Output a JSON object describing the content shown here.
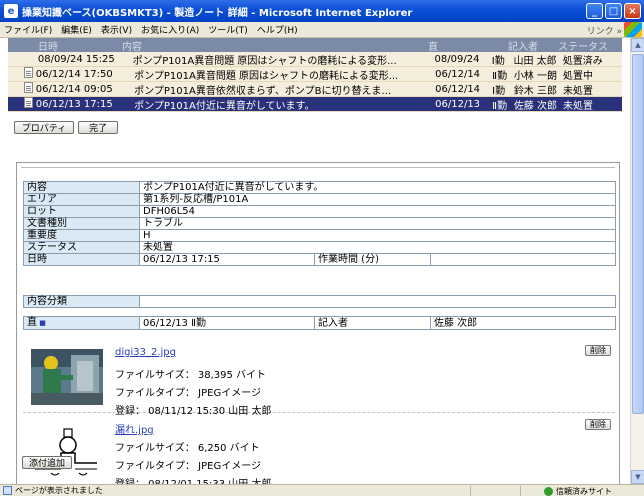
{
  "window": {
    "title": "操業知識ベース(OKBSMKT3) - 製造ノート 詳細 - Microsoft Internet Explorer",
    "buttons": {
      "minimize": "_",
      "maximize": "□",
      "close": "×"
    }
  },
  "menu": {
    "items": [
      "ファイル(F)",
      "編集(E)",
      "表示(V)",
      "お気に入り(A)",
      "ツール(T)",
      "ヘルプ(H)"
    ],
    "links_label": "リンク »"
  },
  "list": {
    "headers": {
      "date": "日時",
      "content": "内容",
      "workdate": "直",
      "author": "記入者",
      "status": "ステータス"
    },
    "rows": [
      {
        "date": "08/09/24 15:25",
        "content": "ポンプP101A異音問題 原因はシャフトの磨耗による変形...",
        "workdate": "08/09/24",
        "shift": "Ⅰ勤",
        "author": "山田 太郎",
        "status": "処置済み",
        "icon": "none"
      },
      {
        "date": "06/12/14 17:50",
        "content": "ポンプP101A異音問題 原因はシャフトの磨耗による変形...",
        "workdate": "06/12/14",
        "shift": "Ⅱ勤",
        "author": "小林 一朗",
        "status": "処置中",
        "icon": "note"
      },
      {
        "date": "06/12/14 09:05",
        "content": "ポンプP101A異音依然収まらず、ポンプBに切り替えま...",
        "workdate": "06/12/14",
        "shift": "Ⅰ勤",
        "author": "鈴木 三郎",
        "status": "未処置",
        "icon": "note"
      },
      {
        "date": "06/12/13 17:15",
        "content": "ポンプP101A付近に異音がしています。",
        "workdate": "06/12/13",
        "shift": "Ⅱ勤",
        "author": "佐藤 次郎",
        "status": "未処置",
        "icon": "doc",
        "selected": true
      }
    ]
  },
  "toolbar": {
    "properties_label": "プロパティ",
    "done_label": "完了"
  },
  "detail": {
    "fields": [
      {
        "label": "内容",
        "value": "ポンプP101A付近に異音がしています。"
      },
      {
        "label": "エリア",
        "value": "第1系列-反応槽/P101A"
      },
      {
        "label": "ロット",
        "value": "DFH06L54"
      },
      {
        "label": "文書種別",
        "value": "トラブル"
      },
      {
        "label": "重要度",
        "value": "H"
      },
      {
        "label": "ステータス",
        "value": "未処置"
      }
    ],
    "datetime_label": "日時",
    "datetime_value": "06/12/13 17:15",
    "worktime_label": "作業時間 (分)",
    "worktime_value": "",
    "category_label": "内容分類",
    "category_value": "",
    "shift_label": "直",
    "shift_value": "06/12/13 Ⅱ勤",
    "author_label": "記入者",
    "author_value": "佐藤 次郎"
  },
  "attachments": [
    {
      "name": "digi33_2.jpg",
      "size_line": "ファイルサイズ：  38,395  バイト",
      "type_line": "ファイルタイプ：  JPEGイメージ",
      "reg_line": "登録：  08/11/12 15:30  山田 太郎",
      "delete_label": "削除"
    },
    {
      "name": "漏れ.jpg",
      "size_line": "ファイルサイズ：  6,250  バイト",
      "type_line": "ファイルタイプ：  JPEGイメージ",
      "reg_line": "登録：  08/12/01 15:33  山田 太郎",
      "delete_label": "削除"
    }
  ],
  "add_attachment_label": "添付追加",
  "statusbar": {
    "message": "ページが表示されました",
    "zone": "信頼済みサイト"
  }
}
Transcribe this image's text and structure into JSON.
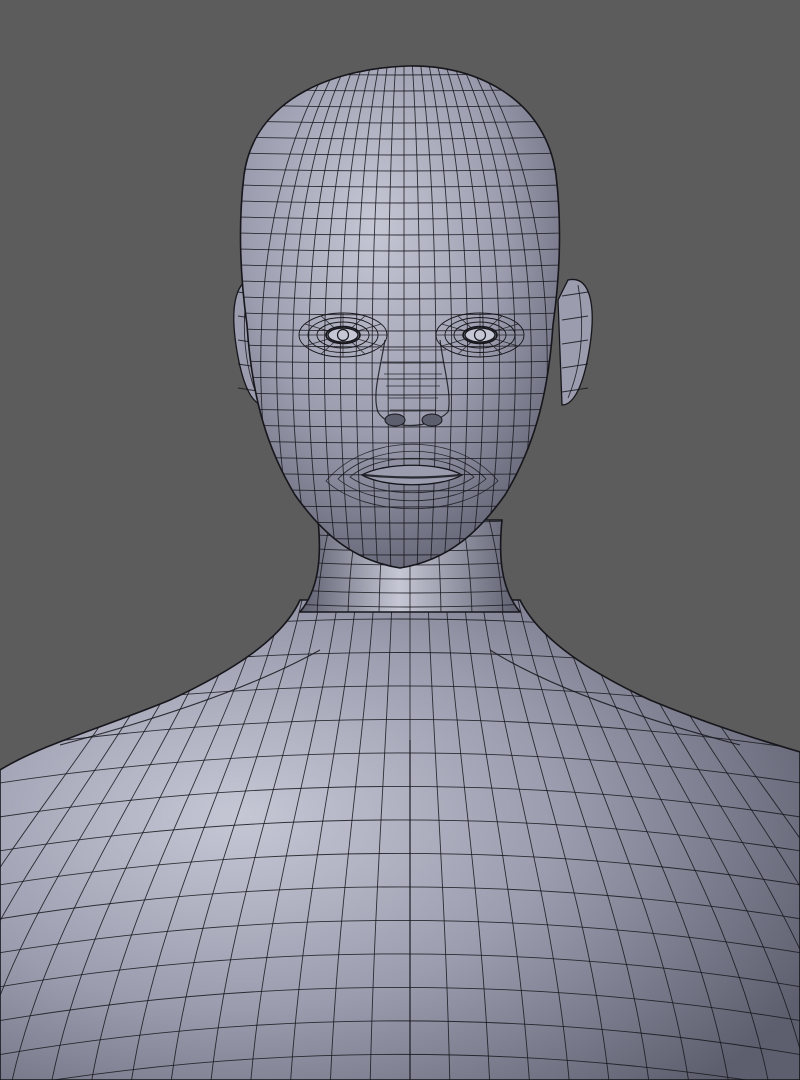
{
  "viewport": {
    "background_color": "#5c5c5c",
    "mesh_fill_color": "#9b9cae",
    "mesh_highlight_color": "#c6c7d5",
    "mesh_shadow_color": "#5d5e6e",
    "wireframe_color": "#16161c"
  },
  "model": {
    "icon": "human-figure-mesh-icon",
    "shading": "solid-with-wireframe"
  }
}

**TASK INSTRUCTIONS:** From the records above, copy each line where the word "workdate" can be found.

**EXPECTED ANSWER:**
      "workdate": "直",
        "workdate": "08/09/24",
        "workdate": "06/12/14",
        "workdate": "06/12/14",
        "workdate": "06/12/13",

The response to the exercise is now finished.